The expected output is each line in the data below that includes the string "instagram".

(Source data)
=== Begin Enclosure ===

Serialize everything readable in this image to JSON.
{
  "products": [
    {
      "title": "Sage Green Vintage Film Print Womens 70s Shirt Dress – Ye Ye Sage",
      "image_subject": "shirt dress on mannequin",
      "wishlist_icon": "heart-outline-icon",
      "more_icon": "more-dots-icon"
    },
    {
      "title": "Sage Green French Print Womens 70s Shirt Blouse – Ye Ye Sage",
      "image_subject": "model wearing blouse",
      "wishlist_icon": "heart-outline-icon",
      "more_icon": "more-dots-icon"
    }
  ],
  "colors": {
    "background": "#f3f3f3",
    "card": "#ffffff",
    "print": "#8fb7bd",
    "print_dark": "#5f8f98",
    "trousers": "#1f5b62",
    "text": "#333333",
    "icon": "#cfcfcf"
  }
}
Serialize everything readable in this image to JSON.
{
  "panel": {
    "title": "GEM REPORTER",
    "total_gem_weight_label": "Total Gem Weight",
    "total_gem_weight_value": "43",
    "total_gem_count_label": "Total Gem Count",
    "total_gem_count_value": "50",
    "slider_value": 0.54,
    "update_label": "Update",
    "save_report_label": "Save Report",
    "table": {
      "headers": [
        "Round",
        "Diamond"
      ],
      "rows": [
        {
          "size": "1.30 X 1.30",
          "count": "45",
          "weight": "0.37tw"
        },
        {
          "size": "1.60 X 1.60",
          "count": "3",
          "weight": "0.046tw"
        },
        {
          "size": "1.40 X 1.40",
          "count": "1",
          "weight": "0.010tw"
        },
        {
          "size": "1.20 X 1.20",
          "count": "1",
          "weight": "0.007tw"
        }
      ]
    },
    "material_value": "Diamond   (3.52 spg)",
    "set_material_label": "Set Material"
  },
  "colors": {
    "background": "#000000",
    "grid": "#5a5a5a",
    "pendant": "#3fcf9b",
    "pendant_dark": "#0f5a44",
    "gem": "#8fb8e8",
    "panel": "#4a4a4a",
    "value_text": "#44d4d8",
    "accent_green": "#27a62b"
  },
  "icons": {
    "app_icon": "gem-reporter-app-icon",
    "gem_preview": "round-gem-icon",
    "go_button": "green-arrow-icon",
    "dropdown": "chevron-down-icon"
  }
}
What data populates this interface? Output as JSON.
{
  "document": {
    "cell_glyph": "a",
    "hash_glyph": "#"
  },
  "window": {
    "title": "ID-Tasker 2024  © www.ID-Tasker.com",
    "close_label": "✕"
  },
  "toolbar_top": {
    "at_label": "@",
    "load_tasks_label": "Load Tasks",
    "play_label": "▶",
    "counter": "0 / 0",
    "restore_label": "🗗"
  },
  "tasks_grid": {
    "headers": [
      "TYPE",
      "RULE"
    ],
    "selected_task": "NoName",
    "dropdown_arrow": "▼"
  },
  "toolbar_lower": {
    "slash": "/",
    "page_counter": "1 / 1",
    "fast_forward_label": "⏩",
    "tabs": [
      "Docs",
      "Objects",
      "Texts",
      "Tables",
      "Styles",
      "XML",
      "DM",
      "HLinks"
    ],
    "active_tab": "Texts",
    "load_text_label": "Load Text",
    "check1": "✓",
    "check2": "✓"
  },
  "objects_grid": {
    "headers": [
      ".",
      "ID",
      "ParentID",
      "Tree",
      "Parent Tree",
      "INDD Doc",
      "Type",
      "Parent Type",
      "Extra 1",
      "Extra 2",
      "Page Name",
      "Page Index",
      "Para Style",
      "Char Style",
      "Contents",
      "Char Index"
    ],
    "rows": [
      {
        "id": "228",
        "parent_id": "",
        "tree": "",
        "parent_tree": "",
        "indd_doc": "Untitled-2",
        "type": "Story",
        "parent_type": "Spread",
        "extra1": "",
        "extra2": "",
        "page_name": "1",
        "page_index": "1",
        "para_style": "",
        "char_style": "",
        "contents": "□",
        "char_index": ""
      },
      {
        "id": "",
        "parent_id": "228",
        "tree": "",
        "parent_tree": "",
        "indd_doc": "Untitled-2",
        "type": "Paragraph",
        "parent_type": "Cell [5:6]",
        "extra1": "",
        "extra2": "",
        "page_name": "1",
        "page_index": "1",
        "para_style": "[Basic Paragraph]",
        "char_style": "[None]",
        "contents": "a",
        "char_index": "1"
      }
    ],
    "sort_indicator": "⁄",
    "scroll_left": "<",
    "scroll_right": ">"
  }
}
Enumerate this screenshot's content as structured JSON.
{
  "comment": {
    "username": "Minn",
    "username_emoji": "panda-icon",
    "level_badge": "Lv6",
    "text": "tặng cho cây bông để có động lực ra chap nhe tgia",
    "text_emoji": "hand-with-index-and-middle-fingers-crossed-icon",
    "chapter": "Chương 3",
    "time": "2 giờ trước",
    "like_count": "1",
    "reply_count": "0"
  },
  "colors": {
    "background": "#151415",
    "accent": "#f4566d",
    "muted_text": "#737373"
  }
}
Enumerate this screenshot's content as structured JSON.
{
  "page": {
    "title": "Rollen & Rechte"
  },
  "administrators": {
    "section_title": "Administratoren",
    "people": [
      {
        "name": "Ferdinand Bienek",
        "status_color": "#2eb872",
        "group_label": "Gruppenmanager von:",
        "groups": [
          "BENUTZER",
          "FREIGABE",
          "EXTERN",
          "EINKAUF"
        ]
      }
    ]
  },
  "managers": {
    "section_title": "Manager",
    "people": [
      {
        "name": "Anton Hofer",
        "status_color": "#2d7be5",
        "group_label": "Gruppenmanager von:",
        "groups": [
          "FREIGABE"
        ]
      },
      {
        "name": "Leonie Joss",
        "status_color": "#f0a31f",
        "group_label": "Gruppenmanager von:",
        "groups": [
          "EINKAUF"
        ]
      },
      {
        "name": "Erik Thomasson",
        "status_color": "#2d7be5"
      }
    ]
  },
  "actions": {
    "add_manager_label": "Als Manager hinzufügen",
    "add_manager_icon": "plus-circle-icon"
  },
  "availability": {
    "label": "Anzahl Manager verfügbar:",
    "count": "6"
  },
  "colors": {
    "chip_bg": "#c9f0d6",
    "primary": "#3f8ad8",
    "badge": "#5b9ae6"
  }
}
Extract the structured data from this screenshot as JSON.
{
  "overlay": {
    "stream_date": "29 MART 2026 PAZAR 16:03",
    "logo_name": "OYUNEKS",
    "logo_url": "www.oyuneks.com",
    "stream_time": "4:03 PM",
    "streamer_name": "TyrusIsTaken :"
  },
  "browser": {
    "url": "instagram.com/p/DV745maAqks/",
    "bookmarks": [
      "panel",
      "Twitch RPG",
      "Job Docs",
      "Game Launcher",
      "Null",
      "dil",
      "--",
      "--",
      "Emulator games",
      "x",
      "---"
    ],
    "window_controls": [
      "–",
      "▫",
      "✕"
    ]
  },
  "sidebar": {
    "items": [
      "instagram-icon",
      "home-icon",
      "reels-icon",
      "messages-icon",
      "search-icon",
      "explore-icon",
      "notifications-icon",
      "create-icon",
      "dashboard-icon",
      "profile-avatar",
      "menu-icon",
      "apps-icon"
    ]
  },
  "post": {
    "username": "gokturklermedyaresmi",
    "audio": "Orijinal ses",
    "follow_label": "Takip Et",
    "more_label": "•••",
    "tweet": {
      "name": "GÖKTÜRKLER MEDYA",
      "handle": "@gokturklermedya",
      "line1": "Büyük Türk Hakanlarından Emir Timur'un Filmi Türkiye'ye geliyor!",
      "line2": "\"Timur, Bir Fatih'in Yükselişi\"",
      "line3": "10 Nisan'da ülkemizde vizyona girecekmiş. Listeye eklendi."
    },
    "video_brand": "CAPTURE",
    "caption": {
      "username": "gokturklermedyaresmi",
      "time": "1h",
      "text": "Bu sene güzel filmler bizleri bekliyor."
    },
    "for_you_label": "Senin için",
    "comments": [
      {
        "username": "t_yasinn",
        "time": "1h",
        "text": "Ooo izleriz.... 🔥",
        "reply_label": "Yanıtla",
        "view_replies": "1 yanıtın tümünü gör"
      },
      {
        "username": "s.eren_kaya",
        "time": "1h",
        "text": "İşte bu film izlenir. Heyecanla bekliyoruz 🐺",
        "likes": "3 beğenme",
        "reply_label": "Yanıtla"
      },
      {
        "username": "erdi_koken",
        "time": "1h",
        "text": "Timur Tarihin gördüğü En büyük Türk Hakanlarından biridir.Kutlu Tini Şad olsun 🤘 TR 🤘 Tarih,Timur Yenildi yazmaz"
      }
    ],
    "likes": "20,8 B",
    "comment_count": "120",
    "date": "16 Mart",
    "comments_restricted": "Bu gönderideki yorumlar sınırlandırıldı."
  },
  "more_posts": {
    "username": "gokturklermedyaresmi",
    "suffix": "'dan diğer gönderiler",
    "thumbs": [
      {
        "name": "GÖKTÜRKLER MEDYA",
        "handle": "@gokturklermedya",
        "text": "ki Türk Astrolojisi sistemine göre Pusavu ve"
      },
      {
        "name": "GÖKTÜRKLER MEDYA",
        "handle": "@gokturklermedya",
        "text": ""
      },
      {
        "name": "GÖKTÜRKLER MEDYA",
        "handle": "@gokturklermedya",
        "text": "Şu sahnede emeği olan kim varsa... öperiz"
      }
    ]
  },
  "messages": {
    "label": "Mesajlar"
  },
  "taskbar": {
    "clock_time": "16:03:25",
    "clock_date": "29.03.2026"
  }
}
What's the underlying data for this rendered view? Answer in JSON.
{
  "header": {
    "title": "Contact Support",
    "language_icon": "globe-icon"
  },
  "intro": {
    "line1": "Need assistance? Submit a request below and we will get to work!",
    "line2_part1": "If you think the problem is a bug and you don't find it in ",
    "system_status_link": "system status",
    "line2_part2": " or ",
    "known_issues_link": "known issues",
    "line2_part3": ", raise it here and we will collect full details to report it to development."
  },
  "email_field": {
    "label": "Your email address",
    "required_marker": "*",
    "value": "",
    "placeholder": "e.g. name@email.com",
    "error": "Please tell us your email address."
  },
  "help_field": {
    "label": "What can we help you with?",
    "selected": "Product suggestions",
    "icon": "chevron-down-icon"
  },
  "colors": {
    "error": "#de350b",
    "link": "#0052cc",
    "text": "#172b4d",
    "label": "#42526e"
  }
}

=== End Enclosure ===

» ANSWER FOR THIS EXERCISE
    "url": "instagram.com/p/DV745maAqks/",
      "instagram-icon",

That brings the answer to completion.